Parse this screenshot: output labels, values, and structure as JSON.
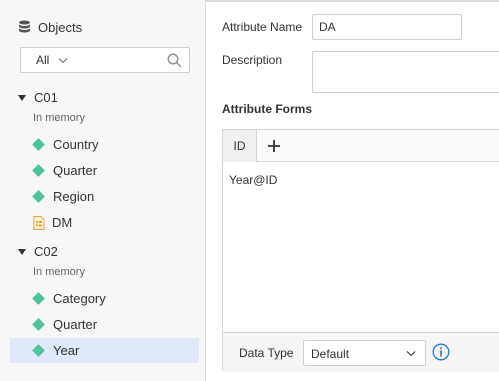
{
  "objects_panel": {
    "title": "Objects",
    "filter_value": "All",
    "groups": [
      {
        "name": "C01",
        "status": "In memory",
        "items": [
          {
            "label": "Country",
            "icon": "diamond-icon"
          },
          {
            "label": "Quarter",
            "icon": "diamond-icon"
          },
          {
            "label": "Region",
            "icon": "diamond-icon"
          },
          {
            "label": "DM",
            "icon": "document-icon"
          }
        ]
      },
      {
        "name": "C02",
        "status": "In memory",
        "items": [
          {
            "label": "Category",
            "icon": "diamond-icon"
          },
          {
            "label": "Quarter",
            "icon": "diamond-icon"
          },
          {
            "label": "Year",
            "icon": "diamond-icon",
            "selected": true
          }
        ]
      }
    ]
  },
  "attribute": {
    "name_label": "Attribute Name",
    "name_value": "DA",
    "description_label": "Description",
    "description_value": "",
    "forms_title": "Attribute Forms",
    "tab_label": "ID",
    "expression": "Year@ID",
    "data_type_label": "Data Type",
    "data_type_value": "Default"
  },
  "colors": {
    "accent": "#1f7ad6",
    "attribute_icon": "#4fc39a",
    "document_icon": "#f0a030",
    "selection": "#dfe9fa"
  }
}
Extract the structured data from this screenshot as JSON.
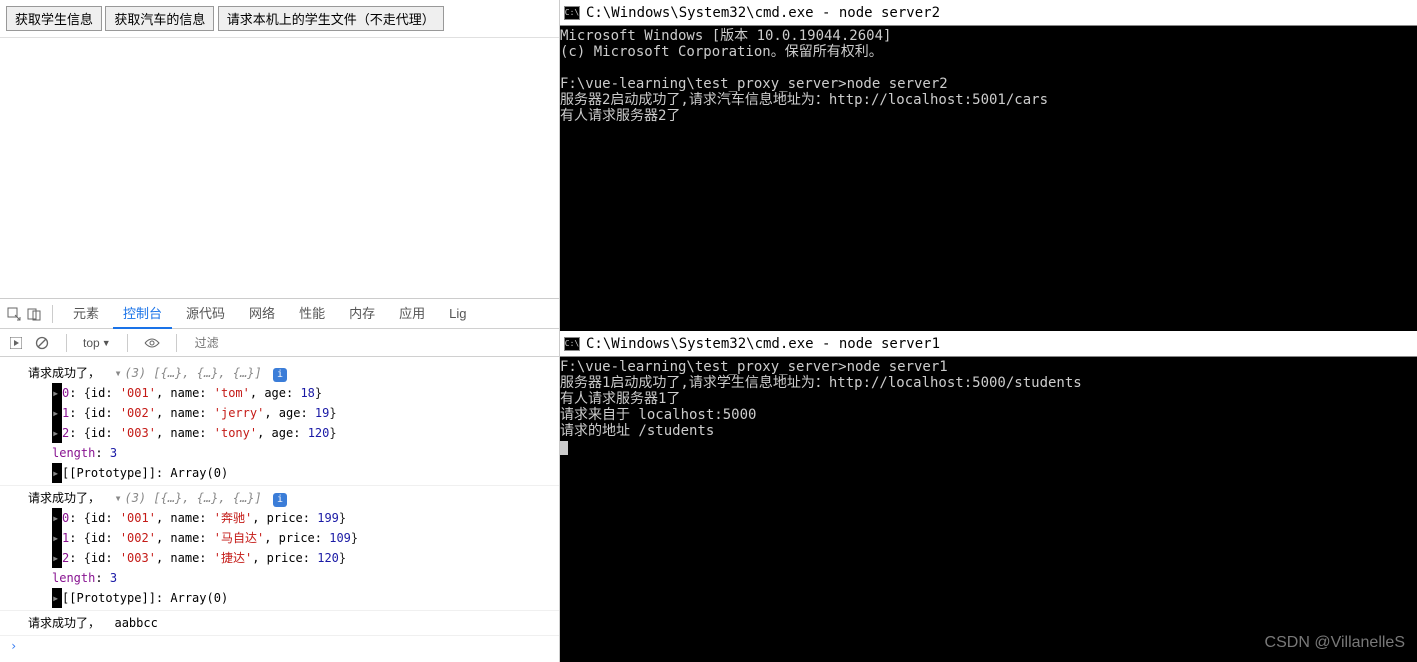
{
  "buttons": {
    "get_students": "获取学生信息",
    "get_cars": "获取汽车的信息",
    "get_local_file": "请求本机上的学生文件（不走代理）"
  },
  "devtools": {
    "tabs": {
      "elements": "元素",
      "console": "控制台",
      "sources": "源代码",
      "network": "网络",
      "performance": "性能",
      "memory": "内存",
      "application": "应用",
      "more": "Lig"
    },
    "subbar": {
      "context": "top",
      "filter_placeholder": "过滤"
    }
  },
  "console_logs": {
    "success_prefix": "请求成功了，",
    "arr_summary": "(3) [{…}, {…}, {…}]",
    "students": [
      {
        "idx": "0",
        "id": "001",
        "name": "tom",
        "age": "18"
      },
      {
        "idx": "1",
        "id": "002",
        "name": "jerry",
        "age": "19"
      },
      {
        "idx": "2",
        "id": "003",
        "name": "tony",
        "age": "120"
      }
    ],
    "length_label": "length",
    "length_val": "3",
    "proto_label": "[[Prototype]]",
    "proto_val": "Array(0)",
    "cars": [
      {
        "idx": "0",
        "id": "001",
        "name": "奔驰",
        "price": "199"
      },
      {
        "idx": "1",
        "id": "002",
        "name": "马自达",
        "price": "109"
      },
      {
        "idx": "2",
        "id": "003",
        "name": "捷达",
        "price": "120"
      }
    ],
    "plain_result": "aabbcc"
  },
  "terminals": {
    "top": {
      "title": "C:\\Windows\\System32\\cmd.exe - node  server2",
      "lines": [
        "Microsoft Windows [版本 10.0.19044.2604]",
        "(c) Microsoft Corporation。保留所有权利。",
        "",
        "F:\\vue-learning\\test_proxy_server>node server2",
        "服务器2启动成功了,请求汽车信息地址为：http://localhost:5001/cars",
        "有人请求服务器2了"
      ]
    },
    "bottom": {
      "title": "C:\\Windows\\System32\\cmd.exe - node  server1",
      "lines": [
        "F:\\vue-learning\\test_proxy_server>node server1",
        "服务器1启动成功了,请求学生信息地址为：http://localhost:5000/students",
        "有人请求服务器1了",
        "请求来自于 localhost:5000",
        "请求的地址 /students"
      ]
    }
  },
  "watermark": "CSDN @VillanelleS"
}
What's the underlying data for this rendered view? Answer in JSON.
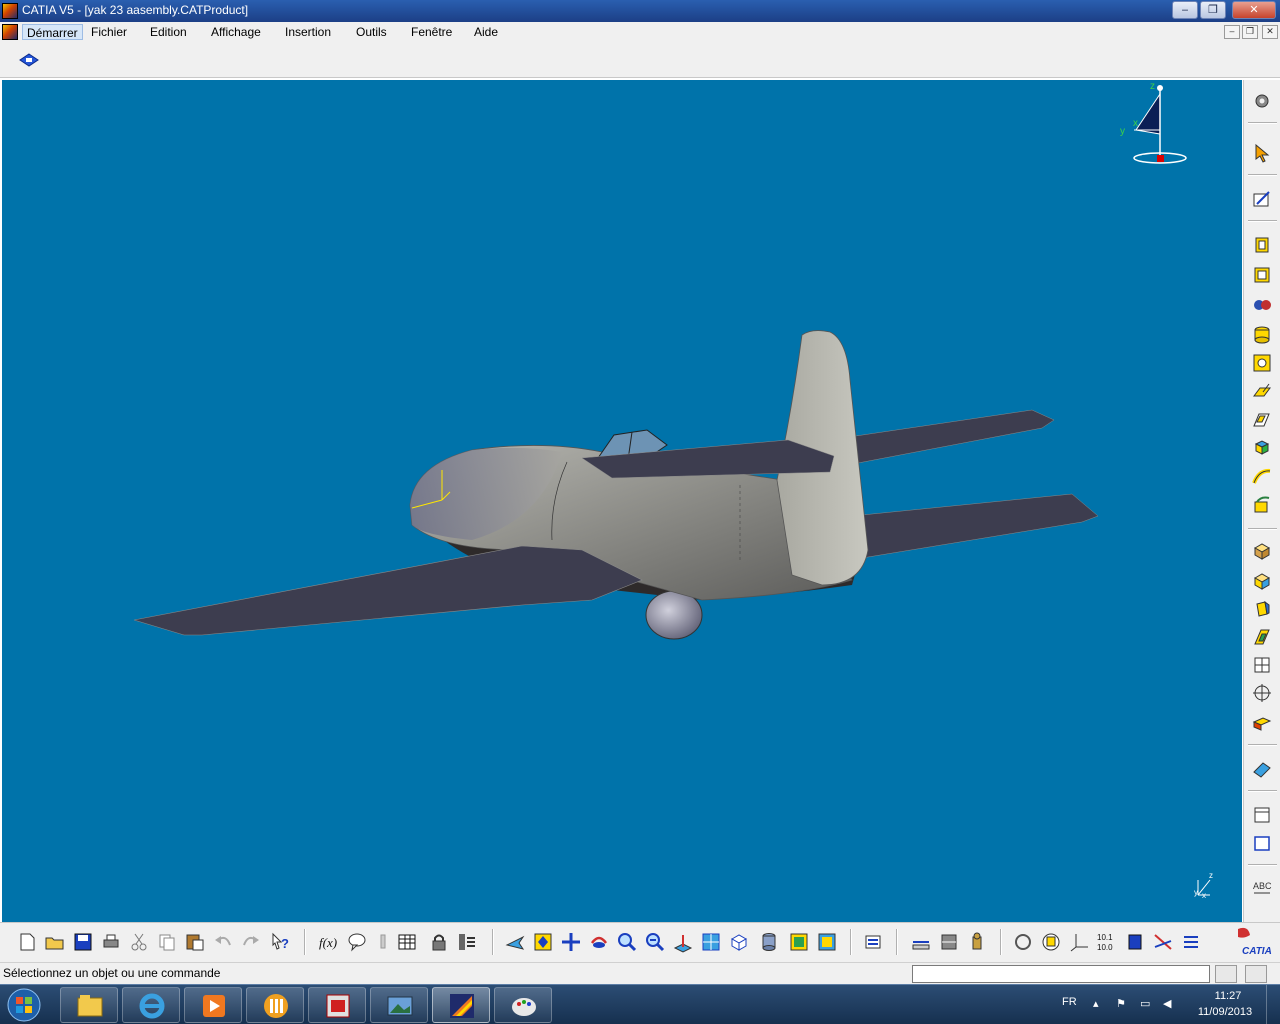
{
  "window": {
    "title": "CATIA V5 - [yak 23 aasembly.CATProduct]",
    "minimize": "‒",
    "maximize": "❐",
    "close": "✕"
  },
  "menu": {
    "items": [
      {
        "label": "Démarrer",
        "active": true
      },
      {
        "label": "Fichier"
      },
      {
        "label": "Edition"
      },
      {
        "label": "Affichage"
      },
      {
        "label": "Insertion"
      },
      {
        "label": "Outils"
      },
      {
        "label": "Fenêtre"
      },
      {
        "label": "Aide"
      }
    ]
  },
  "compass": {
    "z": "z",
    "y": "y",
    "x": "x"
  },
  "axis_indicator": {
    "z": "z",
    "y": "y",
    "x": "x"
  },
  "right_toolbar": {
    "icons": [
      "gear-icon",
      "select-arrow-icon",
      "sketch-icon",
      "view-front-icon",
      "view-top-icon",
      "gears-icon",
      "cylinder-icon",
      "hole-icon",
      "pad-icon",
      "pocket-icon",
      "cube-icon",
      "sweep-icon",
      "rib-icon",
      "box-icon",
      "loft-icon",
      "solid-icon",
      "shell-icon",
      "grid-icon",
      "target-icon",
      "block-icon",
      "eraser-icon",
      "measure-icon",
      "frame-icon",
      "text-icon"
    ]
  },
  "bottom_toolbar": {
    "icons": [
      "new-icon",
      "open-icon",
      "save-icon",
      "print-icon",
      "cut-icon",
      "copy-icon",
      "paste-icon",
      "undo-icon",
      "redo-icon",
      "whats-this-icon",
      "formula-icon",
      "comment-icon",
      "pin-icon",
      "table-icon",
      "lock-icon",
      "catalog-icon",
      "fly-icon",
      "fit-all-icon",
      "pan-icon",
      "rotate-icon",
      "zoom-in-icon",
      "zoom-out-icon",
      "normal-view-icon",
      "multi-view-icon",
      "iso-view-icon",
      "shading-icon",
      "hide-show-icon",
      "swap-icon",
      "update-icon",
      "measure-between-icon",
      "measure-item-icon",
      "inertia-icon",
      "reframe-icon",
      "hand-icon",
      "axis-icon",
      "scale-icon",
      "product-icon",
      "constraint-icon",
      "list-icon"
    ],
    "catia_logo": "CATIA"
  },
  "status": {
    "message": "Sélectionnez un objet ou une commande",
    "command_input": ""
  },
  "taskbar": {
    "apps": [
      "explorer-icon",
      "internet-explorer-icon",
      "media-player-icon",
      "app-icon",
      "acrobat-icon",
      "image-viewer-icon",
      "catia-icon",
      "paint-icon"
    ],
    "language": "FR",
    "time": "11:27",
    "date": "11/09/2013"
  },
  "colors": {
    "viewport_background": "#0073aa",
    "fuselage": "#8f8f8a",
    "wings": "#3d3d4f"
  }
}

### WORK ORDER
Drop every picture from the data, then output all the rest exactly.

### EXERCISE RESPONSE
Parse this screenshot: output labels, values, and structure as JSON.
{
  "objects_panel": {
    "title": "Objects",
    "filter_value": "All",
    "groups": [
      {
        "name": "C01",
        "status": "In memory",
        "items": [
          {
            "label": "Country",
            "icon": "diamond-icon"
          },
          {
            "label": "Quarter",
            "icon": "diamond-icon"
          },
          {
            "label": "Region",
            "icon": "diamond-icon"
          },
          {
            "label": "DM",
            "icon": "document-icon"
          }
        ]
      },
      {
        "name": "C02",
        "status": "In memory",
        "items": [
          {
            "label": "Category",
            "icon": "diamond-icon"
          },
          {
            "label": "Quarter",
            "icon": "diamond-icon"
          },
          {
            "label": "Year",
            "icon": "diamond-icon",
            "selected": true
          }
        ]
      }
    ]
  },
  "attribute": {
    "name_label": "Attribute Name",
    "name_value": "DA",
    "description_label": "Description",
    "description_value": "",
    "forms_title": "Attribute Forms",
    "tab_label": "ID",
    "expression": "Year@ID",
    "data_type_label": "Data Type",
    "data_type_value": "Default"
  },
  "colors": {
    "accent": "#1f7ad6",
    "attribute_icon": "#4fc39a",
    "document_icon": "#f0a030",
    "selection": "#dfe9fa"
  }
}
Extract the structured data from this screenshot as JSON.
{
  "buttons": {
    "get_students": "获取学生信息",
    "get_cars": "获取汽车的信息",
    "get_local_file": "请求本机上的学生文件（不走代理）"
  },
  "devtools": {
    "tabs": {
      "elements": "元素",
      "console": "控制台",
      "sources": "源代码",
      "network": "网络",
      "performance": "性能",
      "memory": "内存",
      "application": "应用",
      "more": "Lig"
    },
    "subbar": {
      "context": "top",
      "filter_placeholder": "过滤"
    }
  },
  "console_logs": {
    "success_prefix": "请求成功了，",
    "arr_summary": "(3) [{…}, {…}, {…}]",
    "students": [
      {
        "idx": "0",
        "id": "001",
        "name": "tom",
        "age": "18"
      },
      {
        "idx": "1",
        "id": "002",
        "name": "jerry",
        "age": "19"
      },
      {
        "idx": "2",
        "id": "003",
        "name": "tony",
        "age": "120"
      }
    ],
    "length_label": "length",
    "length_val": "3",
    "proto_label": "[[Prototype]]",
    "proto_val": "Array(0)",
    "cars": [
      {
        "idx": "0",
        "id": "001",
        "name": "奔驰",
        "price": "199"
      },
      {
        "idx": "1",
        "id": "002",
        "name": "马自达",
        "price": "109"
      },
      {
        "idx": "2",
        "id": "003",
        "name": "捷达",
        "price": "120"
      }
    ],
    "plain_result": "aabbcc"
  },
  "terminals": {
    "top": {
      "title": "C:\\Windows\\System32\\cmd.exe - node  server2",
      "lines": [
        "Microsoft Windows [版本 10.0.19044.2604]",
        "(c) Microsoft Corporation。保留所有权利。",
        "",
        "F:\\vue-learning\\test_proxy_server>node server2",
        "服务器2启动成功了,请求汽车信息地址为：http://localhost:5001/cars",
        "有人请求服务器2了"
      ]
    },
    "bottom": {
      "title": "C:\\Windows\\System32\\cmd.exe - node  server1",
      "lines": [
        "F:\\vue-learning\\test_proxy_server>node server1",
        "服务器1启动成功了,请求学生信息地址为：http://localhost:5000/students",
        "有人请求服务器1了",
        "请求来自于 localhost:5000",
        "请求的地址 /students"
      ]
    }
  },
  "watermark": "CSDN @VillanelleS"
}
What's the underlying data for this rendered view? Answer in JSON.
{
  "window": {
    "title": "CATIA V5 - [yak 23 aasembly.CATProduct]",
    "minimize": "‒",
    "maximize": "❐",
    "close": "✕"
  },
  "menu": {
    "items": [
      {
        "label": "Démarrer",
        "active": true
      },
      {
        "label": "Fichier"
      },
      {
        "label": "Edition"
      },
      {
        "label": "Affichage"
      },
      {
        "label": "Insertion"
      },
      {
        "label": "Outils"
      },
      {
        "label": "Fenêtre"
      },
      {
        "label": "Aide"
      }
    ]
  },
  "compass": {
    "z": "z",
    "y": "y",
    "x": "x"
  },
  "axis_indicator": {
    "z": "z",
    "y": "y",
    "x": "x"
  },
  "right_toolbar": {
    "icons": [
      "gear-icon",
      "select-arrow-icon",
      "sketch-icon",
      "view-front-icon",
      "view-top-icon",
      "gears-icon",
      "cylinder-icon",
      "hole-icon",
      "pad-icon",
      "pocket-icon",
      "cube-icon",
      "sweep-icon",
      "rib-icon",
      "box-icon",
      "loft-icon",
      "solid-icon",
      "shell-icon",
      "grid-icon",
      "target-icon",
      "block-icon",
      "eraser-icon",
      "measure-icon",
      "frame-icon",
      "text-icon"
    ]
  },
  "bottom_toolbar": {
    "icons": [
      "new-icon",
      "open-icon",
      "save-icon",
      "print-icon",
      "cut-icon",
      "copy-icon",
      "paste-icon",
      "undo-icon",
      "redo-icon",
      "whats-this-icon",
      "formula-icon",
      "comment-icon",
      "pin-icon",
      "table-icon",
      "lock-icon",
      "catalog-icon",
      "fly-icon",
      "fit-all-icon",
      "pan-icon",
      "rotate-icon",
      "zoom-in-icon",
      "zoom-out-icon",
      "normal-view-icon",
      "multi-view-icon",
      "iso-view-icon",
      "shading-icon",
      "hide-show-icon",
      "swap-icon",
      "update-icon",
      "measure-between-icon",
      "measure-item-icon",
      "inertia-icon",
      "reframe-icon",
      "hand-icon",
      "axis-icon",
      "scale-icon",
      "product-icon",
      "constraint-icon",
      "list-icon"
    ],
    "catia_logo": "CATIA"
  },
  "status": {
    "message": "Sélectionnez un objet ou une commande",
    "command_input": ""
  },
  "taskbar": {
    "apps": [
      "explorer-icon",
      "internet-explorer-icon",
      "media-player-icon",
      "app-icon",
      "acrobat-icon",
      "image-viewer-icon",
      "catia-icon",
      "paint-icon"
    ],
    "language": "FR",
    "time": "11:27",
    "date": "11/09/2013"
  },
  "colors": {
    "viewport_background": "#0073aa",
    "fuselage": "#8f8f8a",
    "wings": "#3d3d4f"
  }
}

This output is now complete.